- David Helman, Reporter, RecruitingNation
I'll have a report about Friday's Loranger-U-High game in Tuesday's From the Road feature. But I wanted to share some additional thought's about Loranger's 26-21 win against U-High on Friday night. The game featured one LSU commit and a bevy of Tiger targets, and that amount of star power certainly did not disappoint. First thing's first: what a night for 2013 commit Jeryl Brazil (Loranger, La./Loranger).
1. Maybe Brazil should play offense after all: Brazil spent the early part of his recruitment as an athlete -- a tweener stuck between wide receiver and cornerback. That changed when he made an impressive showing at The Opening this summer, and ESPN scouts listed him as a cornerback and bumped him into the top 60 prospects in the ESPN 150. It makes sense that such a speedy player would wind up in one of the most athletic positions on the field.
But after watching Brazil dazzle against one of the state's best teams, it's hard to feel so sure. Brazil was a threat to go the distance every time he touched the ball -- which was every snap, as he played quarterback. The senior is also a track star for Loranger, and while it's easy to write off track speed on the football field, that's not the case here. It takes Brazil about a step and a half to reach his top speed, and if he gets two to three yards of space to run he's a liability to score a touchdown from any spot on the field. He did just that three times against the Cubs -- from as far away as 69 and 70 yards.
It's tantalizing to think what that kind of speed could do for LSU's offense, both spread out at wide receiver and lined up in the backfield for occasional carries. Brazil could be the same type of home run threat as former running back Trindon Holliday, except with a bigger, more durable body and better hands.
2. Loranger vs. U-High lived up to the hype; Brazil vs. Williams did not: The game itself was fantastic. Loranger took a late lead, then surrendered it by allowing U-High to return a fumble for a touchdown. The Wolves rallied to once again regain the lead, and the Cubs' last-gasp drive fell short.

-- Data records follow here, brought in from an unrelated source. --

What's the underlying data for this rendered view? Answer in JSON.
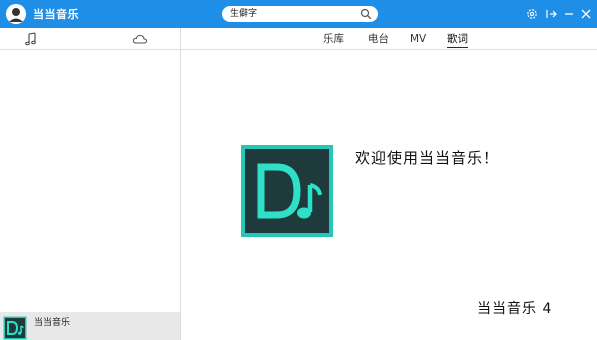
{
  "app": {
    "title": "当当音乐"
  },
  "search": {
    "value": "生僻字"
  },
  "tabs": [
    {
      "label": "乐库"
    },
    {
      "label": "电台"
    },
    {
      "label": "MV"
    },
    {
      "label": "歌词",
      "active": true
    }
  ],
  "window_controls": [
    "settings-icon",
    "mini-mode-icon",
    "minimize-icon",
    "close-icon"
  ],
  "sidebar": {
    "tabs": [
      "music-note-icon",
      "cloud-icon"
    ]
  },
  "main": {
    "welcome": "欢迎使用当当音乐！",
    "version": "当当音乐 4"
  },
  "now_playing": {
    "title": "当当音乐"
  },
  "colors": {
    "titlebar": "#1e8ee6",
    "logo_bg": "#1e3a3a",
    "logo_border": "#27c7b8",
    "logo_fg": "#2fe0c8"
  }
}
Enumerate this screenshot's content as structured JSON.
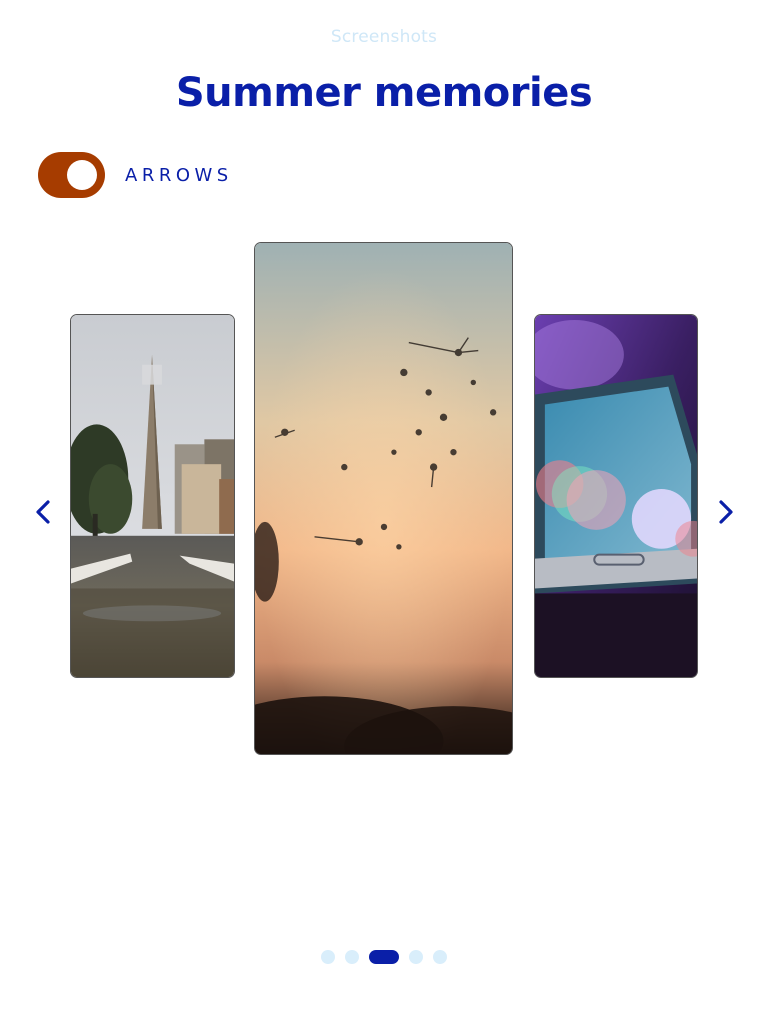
{
  "header": {
    "eyebrow": "Screenshots",
    "title": "Summer memories"
  },
  "toggle": {
    "label": "ARROWS",
    "on": true,
    "color": "#a63c00"
  },
  "carousel": {
    "prev_icon": "chevron-left-icon",
    "next_icon": "chevron-right-icon",
    "slides": [
      {
        "name": "city-street-photo"
      },
      {
        "name": "dandelion-sunset-photo"
      },
      {
        "name": "smartphone-bokeh-photo"
      }
    ],
    "active_index": 2,
    "total": 5
  },
  "colors": {
    "accent": "#0a1fa8",
    "eyebrow": "#cfe7f7",
    "dot_inactive": "#d9eefb"
  }
}
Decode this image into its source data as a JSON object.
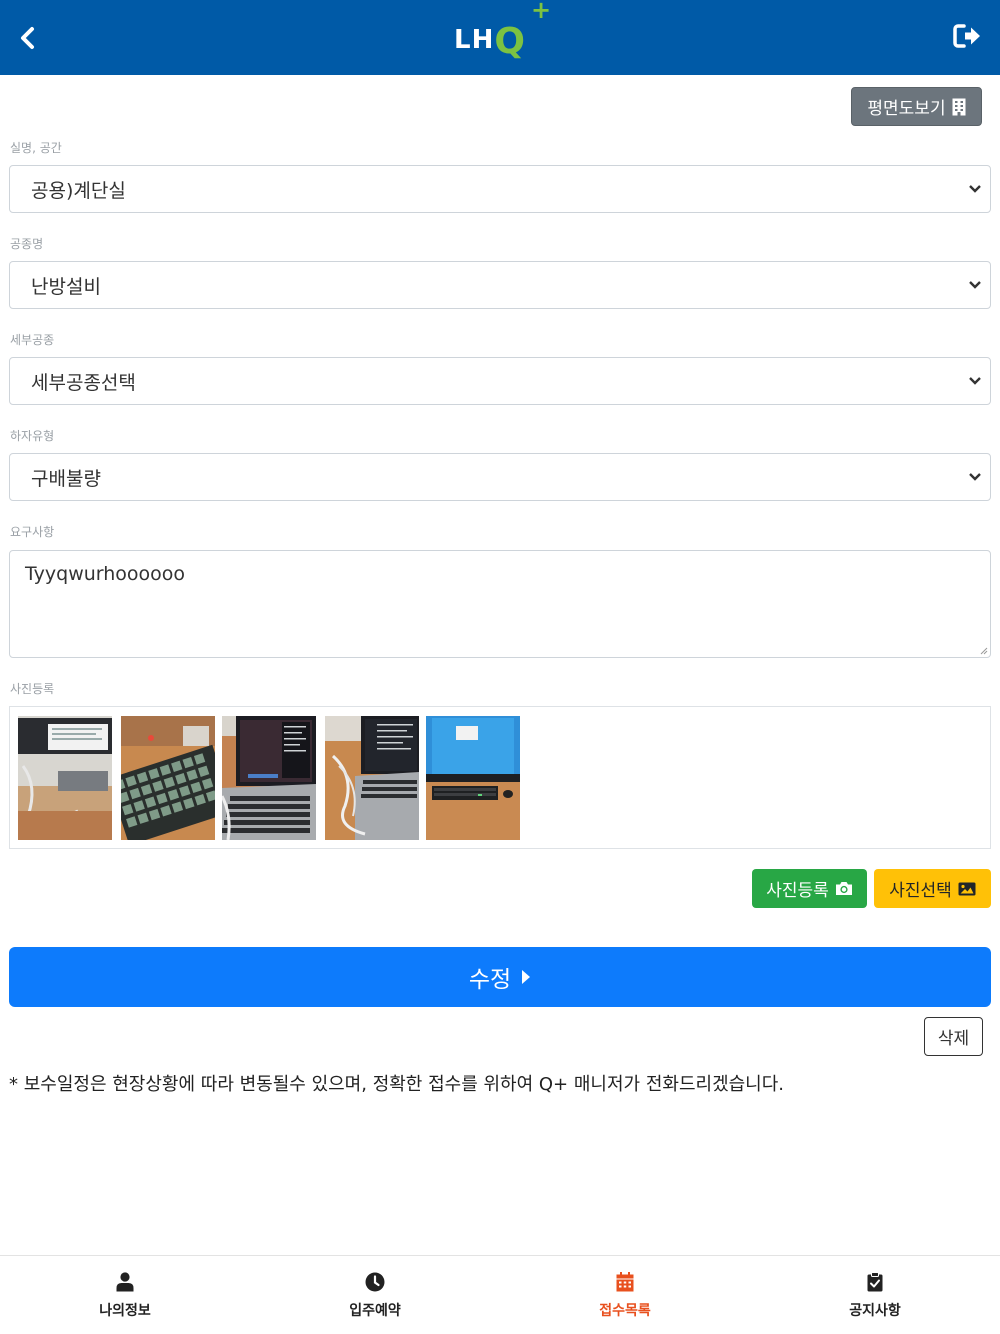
{
  "header": {
    "logo_text": "LHQ+",
    "back_icon": "chevron-left-icon",
    "logout_icon": "sign-out-icon"
  },
  "plan_button": {
    "label": "평면도보기",
    "icon": "building-icon"
  },
  "form": {
    "room": {
      "label": "실명, 공간",
      "value": "공용)계단실"
    },
    "trade": {
      "label": "공종명",
      "value": "난방설비"
    },
    "subtrade": {
      "label": "세부공종",
      "value": "세부공종선택"
    },
    "defect_type": {
      "label": "하자유형",
      "value": "구배불량"
    },
    "request": {
      "label": "요구사항",
      "value": "Tyyqwurhoooooo"
    },
    "photos": {
      "label": "사진등록"
    }
  },
  "photo_buttons": {
    "register_label": "사진등록",
    "register_icon": "camera-icon",
    "select_label": "사진선택",
    "select_icon": "image-icon"
  },
  "submit": {
    "label": "수정",
    "icon": "caret-right-icon"
  },
  "delete": {
    "label": "삭제"
  },
  "notice": "* 보수일정은 현장상황에 따라 변동될수 있으며, 정확한 접수를 위하여 Q+ 매니저가 전화드리겠습니다.",
  "bottom_nav": [
    {
      "label": "나의정보",
      "icon": "user-icon"
    },
    {
      "label": "입주예약",
      "icon": "clock-icon"
    },
    {
      "label": "접수목록",
      "icon": "calendar-icon",
      "active": true
    },
    {
      "label": "공지사항",
      "icon": "clipboard-check-icon"
    }
  ],
  "colors": {
    "header_bg": "#005aa7",
    "logo_accent": "#7cc242",
    "submit_bg": "#0d7bfc",
    "register_bg": "#28a745",
    "select_bg": "#ffc107",
    "active_nav": "#e8501e"
  }
}
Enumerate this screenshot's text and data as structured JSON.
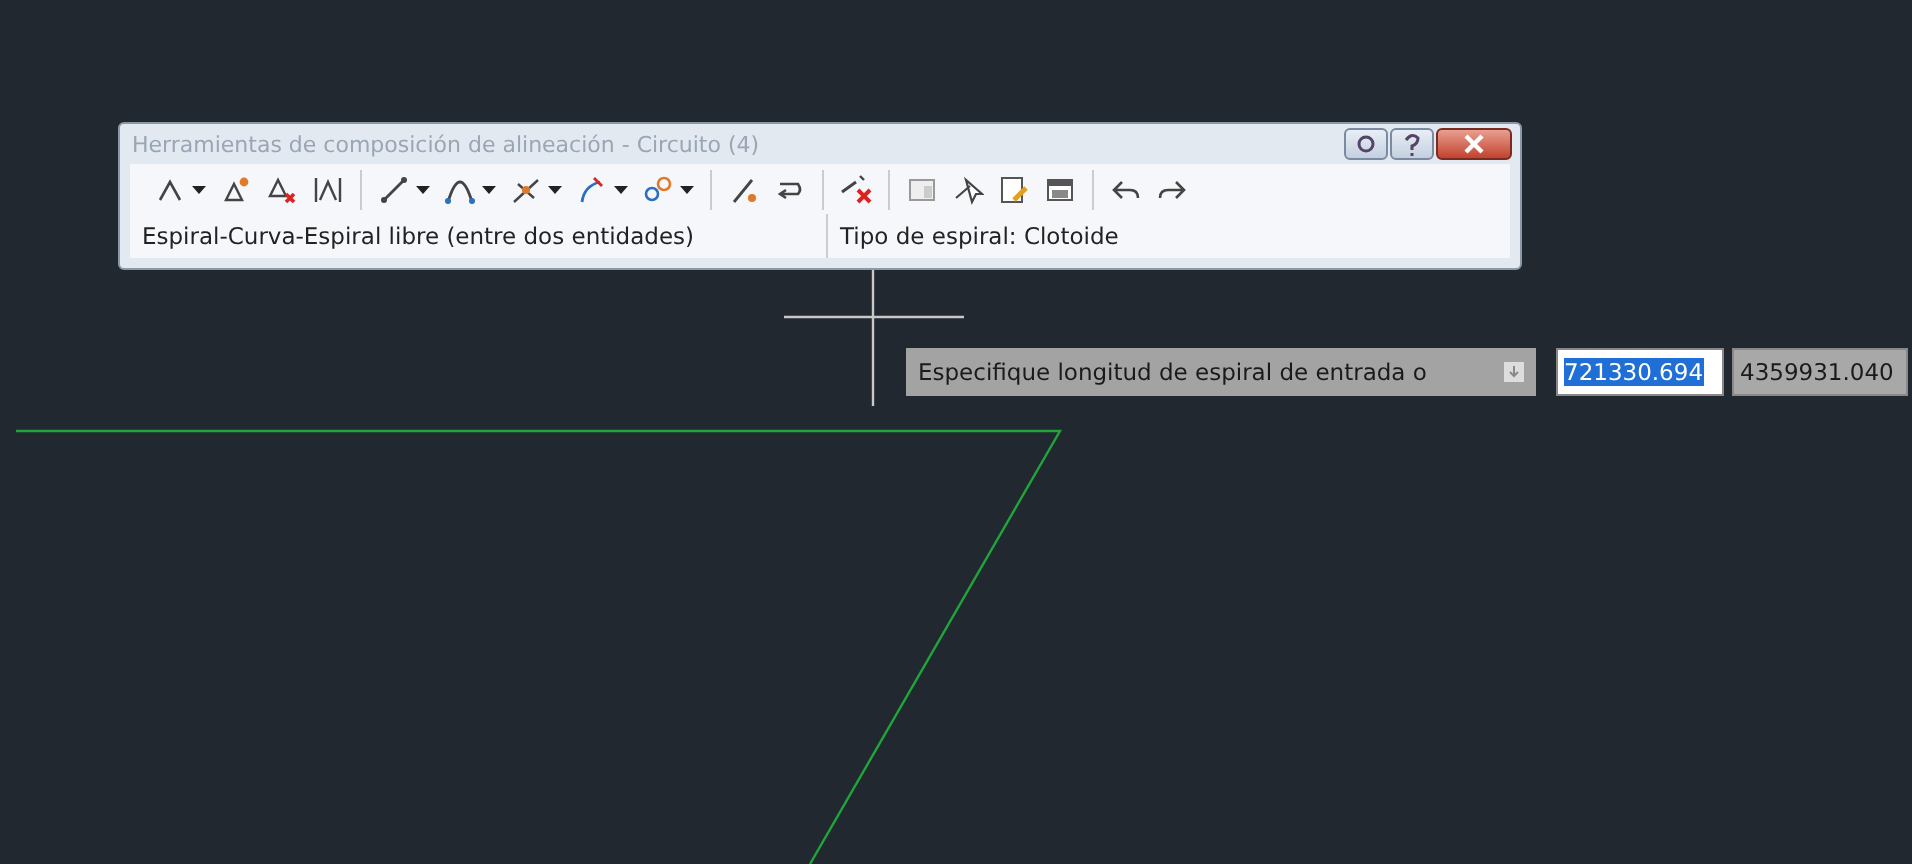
{
  "window": {
    "title": "Herramientas de composición de alineación - Circuito (4)"
  },
  "toolbar": {
    "groups": [
      {
        "items": [
          {
            "dropdown": true
          },
          {
            "dropdown": false
          },
          {
            "dropdown": false
          },
          {
            "dropdown": false
          }
        ]
      },
      {
        "items": [
          {
            "dropdown": true
          },
          {
            "dropdown": true
          },
          {
            "dropdown": true
          },
          {
            "dropdown": true
          },
          {
            "dropdown": true
          }
        ]
      },
      {
        "items": [
          {
            "dropdown": false
          },
          {
            "dropdown": false
          }
        ]
      },
      {
        "items": [
          {
            "dropdown": false
          }
        ]
      },
      {
        "items": [
          {
            "dropdown": false
          },
          {
            "dropdown": false
          },
          {
            "dropdown": false
          },
          {
            "dropdown": false
          }
        ]
      },
      {
        "items": [
          {
            "dropdown": false
          },
          {
            "dropdown": false
          }
        ]
      }
    ]
  },
  "status_bar": [
    "Espiral-Curva-Espiral libre (entre dos entidades)",
    "Tipo de espiral: Clotoide"
  ],
  "prompt": {
    "text": "Especifique longitud de espiral de entrada o",
    "fields": [
      {
        "value": "721330.694",
        "selected": true
      },
      {
        "value": "4359931.040",
        "selected": false
      }
    ]
  }
}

But the game within the game -- the meeting of two of the state's best players in Brazil and Tim Williams (Baton Rouge, La./LSU Laboratory) -- didn't generate many fireworks. Williams didn't even take the field for the Cubs' first two series, as he sat out for "team reasons." And oftentimes the Wolves simply ran their offense to the opposite side of the field from the country's No. 4 defensive end, and why wouldn't they? The pair did combine for a few moments. Williams broke through the right side of the line in the third quarter and had Brazil dead to rights for a loss, but the shifty quarterback dodged the big man and slipped across the field for a long gain. Later on the defensive end got the upper hand, when he and another tackler combine to drop Brazil in the backfield.
But there honestly just weren't many chances for the two to go head-to-head.
3. It will be fun to see Williams go against his own talent level: It's pretty obvious through two games this season that Williams isn't going to go against too many linemen that are on his level -- he is the No. 29 player in the nation, after all. He almost never struggles to get away from his blocker, and it takes him no time at all to get into the backfield.
The upshot of this is that teams often run to the other side of the field, and it seems like Williams anticipates that. For half of Loranger's plays Friday night, it looked like Williams knew he wouldn't have a chance to make a play and waited for the next down to get in gear. I'm not questioning his motor, but it seems pretty likely that he'd give a more complete picture of his play if he was able to go all-out on every play. Perhaps when he gets into the playoffs, or maybe even the postseason all-star games, he'll get his chance.
4dGreg Ostendorf and Alex Scarborough